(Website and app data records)
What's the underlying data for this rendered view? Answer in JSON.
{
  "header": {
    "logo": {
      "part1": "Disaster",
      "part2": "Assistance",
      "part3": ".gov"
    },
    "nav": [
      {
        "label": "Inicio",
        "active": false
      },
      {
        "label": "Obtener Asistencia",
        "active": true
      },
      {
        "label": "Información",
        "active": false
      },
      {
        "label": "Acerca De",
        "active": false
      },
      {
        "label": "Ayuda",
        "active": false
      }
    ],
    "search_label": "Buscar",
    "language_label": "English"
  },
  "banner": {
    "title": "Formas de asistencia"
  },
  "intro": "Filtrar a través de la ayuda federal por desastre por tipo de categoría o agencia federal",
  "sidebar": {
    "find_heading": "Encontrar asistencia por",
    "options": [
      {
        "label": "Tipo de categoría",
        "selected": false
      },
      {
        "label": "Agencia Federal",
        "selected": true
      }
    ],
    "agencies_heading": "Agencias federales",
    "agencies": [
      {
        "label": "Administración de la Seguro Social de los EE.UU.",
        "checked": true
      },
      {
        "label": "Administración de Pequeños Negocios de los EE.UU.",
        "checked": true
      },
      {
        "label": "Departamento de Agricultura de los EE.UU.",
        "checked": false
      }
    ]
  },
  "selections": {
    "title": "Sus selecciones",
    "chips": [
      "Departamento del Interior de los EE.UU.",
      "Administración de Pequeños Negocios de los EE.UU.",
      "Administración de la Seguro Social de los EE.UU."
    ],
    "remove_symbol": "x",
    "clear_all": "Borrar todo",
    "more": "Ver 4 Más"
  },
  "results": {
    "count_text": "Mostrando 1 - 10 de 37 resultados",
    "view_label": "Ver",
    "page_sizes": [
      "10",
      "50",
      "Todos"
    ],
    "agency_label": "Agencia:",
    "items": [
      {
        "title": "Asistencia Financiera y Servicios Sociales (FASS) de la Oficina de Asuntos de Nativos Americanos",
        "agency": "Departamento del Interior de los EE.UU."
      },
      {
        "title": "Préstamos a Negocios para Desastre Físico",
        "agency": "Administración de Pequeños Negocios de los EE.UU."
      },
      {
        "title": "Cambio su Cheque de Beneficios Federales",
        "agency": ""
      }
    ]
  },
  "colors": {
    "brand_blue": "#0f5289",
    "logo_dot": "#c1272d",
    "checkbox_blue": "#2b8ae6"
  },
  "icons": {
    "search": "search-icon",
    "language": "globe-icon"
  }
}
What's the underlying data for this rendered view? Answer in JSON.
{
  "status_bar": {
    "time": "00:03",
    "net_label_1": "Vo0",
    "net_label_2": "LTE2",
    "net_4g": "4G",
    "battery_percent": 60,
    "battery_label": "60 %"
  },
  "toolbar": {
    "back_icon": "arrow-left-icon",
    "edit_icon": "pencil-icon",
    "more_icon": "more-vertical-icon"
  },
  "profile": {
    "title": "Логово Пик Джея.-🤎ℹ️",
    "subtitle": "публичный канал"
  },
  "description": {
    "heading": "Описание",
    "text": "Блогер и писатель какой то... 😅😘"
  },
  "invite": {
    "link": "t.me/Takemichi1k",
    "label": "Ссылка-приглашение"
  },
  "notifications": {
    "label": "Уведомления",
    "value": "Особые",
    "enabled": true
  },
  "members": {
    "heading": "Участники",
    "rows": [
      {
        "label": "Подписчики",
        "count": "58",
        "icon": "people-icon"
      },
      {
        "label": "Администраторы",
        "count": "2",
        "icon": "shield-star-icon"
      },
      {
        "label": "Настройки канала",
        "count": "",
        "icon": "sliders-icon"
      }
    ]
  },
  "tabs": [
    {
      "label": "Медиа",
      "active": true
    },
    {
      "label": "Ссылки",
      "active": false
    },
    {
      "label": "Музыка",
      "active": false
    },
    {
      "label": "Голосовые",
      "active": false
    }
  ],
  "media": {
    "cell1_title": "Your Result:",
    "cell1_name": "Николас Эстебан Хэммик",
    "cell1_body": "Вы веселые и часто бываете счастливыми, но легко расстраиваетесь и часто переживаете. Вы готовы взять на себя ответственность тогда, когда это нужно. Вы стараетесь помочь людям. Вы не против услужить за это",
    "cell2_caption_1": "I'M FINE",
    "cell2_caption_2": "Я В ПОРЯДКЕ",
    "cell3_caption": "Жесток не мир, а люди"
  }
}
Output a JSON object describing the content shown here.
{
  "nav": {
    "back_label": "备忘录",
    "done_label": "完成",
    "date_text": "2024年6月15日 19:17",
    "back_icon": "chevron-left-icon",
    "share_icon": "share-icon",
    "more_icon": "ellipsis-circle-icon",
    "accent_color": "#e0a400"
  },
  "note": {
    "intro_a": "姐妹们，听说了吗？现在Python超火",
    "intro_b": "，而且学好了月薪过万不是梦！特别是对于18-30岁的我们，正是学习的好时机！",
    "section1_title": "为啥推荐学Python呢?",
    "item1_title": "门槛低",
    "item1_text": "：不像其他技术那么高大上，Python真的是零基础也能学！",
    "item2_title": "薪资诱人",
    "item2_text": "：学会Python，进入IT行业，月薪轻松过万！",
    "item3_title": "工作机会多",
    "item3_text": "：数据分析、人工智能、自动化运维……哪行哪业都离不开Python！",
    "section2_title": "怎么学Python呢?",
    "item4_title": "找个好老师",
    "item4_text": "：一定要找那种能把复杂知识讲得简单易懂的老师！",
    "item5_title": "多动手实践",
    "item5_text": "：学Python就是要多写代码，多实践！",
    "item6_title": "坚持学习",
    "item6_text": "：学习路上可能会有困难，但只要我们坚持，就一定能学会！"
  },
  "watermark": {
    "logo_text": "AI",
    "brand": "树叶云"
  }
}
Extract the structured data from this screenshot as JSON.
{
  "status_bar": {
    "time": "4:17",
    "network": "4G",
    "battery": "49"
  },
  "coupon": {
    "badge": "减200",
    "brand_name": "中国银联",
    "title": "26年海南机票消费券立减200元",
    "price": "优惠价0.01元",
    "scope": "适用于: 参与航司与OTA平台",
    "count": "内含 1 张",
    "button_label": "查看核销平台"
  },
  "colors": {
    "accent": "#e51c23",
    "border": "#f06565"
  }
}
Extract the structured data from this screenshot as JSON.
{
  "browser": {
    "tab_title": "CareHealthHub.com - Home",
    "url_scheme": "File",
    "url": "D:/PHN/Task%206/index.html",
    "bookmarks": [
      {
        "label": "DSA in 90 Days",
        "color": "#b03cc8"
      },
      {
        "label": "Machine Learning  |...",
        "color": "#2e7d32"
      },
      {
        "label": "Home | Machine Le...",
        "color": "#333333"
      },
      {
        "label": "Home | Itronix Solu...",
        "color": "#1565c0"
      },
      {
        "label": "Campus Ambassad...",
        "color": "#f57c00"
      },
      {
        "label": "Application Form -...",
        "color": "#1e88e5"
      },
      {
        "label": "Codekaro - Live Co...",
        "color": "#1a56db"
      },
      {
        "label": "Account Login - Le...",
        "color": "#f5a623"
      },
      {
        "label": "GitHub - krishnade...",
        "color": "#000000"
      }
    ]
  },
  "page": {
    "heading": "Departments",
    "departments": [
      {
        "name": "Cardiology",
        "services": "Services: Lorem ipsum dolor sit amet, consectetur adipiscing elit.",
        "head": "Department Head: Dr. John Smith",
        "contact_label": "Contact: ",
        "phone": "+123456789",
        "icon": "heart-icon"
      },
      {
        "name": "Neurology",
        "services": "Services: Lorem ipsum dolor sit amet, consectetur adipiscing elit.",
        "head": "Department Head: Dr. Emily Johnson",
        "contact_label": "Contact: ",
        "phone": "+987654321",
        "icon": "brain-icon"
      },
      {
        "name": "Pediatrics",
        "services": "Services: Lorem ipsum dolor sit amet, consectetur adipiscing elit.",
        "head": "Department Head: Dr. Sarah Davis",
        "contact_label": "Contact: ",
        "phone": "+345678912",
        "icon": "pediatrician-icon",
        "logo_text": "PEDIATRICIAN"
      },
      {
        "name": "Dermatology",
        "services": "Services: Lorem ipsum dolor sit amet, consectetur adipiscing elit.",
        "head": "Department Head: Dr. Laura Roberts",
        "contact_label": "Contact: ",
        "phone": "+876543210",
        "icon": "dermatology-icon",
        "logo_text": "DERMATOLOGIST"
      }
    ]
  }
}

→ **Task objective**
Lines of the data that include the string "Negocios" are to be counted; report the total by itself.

→ **Reply**
4